What follows are records. Restate all of them word for word.

Segment Open

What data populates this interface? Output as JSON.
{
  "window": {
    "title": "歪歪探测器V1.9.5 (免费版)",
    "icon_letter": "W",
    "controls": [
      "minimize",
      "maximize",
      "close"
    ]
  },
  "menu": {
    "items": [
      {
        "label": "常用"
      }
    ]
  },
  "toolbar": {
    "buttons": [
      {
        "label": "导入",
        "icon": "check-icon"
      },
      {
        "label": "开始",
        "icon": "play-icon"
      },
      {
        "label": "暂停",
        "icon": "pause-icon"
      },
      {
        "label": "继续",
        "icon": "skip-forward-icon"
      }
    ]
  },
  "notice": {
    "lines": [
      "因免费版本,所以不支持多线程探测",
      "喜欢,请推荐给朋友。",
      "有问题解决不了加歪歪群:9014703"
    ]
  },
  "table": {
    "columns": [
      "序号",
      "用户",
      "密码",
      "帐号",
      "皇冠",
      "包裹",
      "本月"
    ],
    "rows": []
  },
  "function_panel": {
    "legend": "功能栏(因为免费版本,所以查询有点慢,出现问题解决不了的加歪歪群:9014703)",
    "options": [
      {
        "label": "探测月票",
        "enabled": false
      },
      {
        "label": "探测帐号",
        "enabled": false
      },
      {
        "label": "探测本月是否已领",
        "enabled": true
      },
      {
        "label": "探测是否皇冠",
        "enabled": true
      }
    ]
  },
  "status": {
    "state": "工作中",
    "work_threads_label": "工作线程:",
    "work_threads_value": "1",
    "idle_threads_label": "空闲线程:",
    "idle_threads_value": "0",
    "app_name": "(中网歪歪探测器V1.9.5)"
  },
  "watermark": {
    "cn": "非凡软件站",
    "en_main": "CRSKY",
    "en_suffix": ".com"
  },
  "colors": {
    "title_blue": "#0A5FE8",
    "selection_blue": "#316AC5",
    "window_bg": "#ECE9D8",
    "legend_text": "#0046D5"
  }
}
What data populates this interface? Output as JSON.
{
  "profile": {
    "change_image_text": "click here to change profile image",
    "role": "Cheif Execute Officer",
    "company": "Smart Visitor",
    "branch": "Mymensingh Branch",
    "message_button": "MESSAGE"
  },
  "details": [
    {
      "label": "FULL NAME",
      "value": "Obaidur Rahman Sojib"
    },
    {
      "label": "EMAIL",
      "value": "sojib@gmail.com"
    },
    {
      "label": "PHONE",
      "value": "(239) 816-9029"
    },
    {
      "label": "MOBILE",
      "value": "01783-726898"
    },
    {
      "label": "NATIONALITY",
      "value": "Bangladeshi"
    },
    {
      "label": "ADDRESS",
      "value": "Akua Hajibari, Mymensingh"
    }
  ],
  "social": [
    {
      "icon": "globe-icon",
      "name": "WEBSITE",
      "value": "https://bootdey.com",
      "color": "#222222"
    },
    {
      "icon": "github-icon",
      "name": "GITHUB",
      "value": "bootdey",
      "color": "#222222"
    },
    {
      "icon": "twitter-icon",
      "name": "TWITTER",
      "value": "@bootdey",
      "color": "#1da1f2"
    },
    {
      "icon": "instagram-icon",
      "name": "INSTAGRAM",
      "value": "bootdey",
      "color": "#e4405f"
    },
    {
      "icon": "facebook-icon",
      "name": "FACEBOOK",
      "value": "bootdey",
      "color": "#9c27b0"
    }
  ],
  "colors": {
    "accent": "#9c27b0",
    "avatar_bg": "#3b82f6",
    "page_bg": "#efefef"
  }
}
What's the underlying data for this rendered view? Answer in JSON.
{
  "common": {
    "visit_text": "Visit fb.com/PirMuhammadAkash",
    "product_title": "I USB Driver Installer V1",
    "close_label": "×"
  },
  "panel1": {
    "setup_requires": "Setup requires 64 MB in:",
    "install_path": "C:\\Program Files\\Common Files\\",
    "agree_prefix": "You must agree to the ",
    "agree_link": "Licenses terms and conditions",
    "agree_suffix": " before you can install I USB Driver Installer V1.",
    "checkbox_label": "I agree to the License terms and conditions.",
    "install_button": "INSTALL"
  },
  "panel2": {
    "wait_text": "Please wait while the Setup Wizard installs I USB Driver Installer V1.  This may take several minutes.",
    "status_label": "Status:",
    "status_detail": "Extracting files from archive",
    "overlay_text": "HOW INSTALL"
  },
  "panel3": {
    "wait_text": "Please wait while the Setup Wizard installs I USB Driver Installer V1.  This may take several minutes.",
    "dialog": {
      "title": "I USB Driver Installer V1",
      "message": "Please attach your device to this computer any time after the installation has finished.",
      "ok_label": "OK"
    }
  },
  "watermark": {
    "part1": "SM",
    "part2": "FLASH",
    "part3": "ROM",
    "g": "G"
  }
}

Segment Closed

Completed exercise
What data populates this interface? Output as JSON.
{
  "window": {
    "title": "歪歪探测器V1.9.5 (免费版)",
    "icon_letter": "W",
    "controls": [
      "minimize",
      "maximize",
      "close"
    ]
  },
  "menu": {
    "items": [
      {
        "label": "常用"
      }
    ]
  },
  "toolbar": {
    "buttons": [
      {
        "label": "导入",
        "icon": "check-icon"
      },
      {
        "label": "开始",
        "icon": "play-icon"
      },
      {
        "label": "暂停",
        "icon": "pause-icon"
      },
      {
        "label": "继续",
        "icon": "skip-forward-icon"
      }
    ]
  },
  "notice": {
    "lines": [
      "因免费版本,所以不支持多线程探测",
      "喜欢,请推荐给朋友。",
      "有问题解决不了加歪歪群:9014703"
    ]
  },
  "table": {
    "columns": [
      "序号",
      "用户",
      "密码",
      "帐号",
      "皇冠",
      "包裹",
      "本月"
    ],
    "rows": []
  },
  "function_panel": {
    "legend": "功能栏(因为免费版本,所以查询有点慢,出现问题解决不了的加歪歪群:9014703)",
    "options": [
      {
        "label": "探测月票",
        "enabled": false
      },
      {
        "label": "探测帐号",
        "enabled": false
      },
      {
        "label": "探测本月是否已领",
        "enabled": true
      },
      {
        "label": "探测是否皇冠",
        "enabled": true
      }
    ]
  },
  "status": {
    "state": "工作中",
    "work_threads_label": "工作线程:",
    "work_threads_value": "1",
    "idle_threads_label": "空闲线程:",
    "idle_threads_value": "0",
    "app_name": "(中网歪歪探测器V1.9.5)"
  },
  "watermark": {
    "cn": "非凡软件站",
    "en_main": "CRSKY",
    "en_suffix": ".com"
  },
  "colors": {
    "title_blue": "#0A5FE8",
    "selection_blue": "#316AC5",
    "window_bg": "#ECE9D8",
    "legend_text": "#0046D5"
  }
}
What data populates this interface? Output as JSON.
{
  "profile": {
    "change_image_text": "click here to change profile image",
    "role": "Cheif Execute Officer",
    "company": "Smart Visitor",
    "branch": "Mymensingh Branch",
    "message_button": "MESSAGE"
  },
  "details": [
    {
      "label": "FULL NAME",
      "value": "Obaidur Rahman Sojib"
    },
    {
      "label": "EMAIL",
      "value": "sojib@gmail.com"
    },
    {
      "label": "PHONE",
      "value": "(239) 816-9029"
    },
    {
      "label": "MOBILE",
      "value": "01783-726898"
    },
    {
      "label": "NATIONALITY",
      "value": "Bangladeshi"
    },
    {
      "label": "ADDRESS",
      "value": "Akua Hajibari, Mymensingh"
    }
  ],
  "social": [
    {
      "icon": "globe-icon",
      "name": "WEBSITE",
      "value": "https://bootdey.com",
      "color": "#222222"
    },
    {
      "icon": "github-icon",
      "name": "GITHUB",
      "value": "bootdey",
      "color": "#222222"
    },
    {
      "icon": "twitter-icon",
      "name": "TWITTER",
      "value": "@bootdey",
      "color": "#1da1f2"
    },
    {
      "icon": "instagram-icon",
      "name": "INSTAGRAM",
      "value": "bootdey",
      "color": "#e4405f"
    },
    {
      "icon": "facebook-icon",
      "name": "FACEBOOK",
      "value": "bootdey",
      "color": "#9c27b0"
    }
  ],
  "colors": {
    "accent": "#9c27b0",
    "avatar_bg": "#3b82f6",
    "page_bg": "#efefef"
  }
}
What's the underlying data for this rendered view? Answer in JSON.
{
  "common": {
    "visit_text": "Visit fb.com/PirMuhammadAkash",
    "product_title": "I USB Driver Installer V1",
    "close_label": "×"
  },
  "panel1": {
    "setup_requires": "Setup requires 64 MB in:",
    "install_path": "C:\\Program Files\\Common Files\\",
    "agree_prefix": "You must agree to the ",
    "agree_link": "Licenses terms and conditions",
    "agree_suffix": " before you can install I USB Driver Installer V1.",
    "checkbox_label": "I agree to the License terms and conditions.",
    "install_button": "INSTALL"
  },
  "panel2": {
    "wait_text": "Please wait while the Setup Wizard installs I USB Driver Installer V1.  This may take several minutes.",
    "status_label": "Status:",
    "status_detail": "Extracting files from archive",
    "overlay_text": "HOW INSTALL"
  },
  "panel3": {
    "wait_text": "Please wait while the Setup Wizard installs I USB Driver Installer V1.  This may take several minutes.",
    "dialog": {
      "title": "I USB Driver Installer V1",
      "message": "Please attach your device to this computer any time after the installation has finished.",
      "ok_label": "OK"
    }
  },
  "watermark": {
    "part1": "SM",
    "part2": "FLASH",
    "part3": "ROM",
    "g": "G"
  }
}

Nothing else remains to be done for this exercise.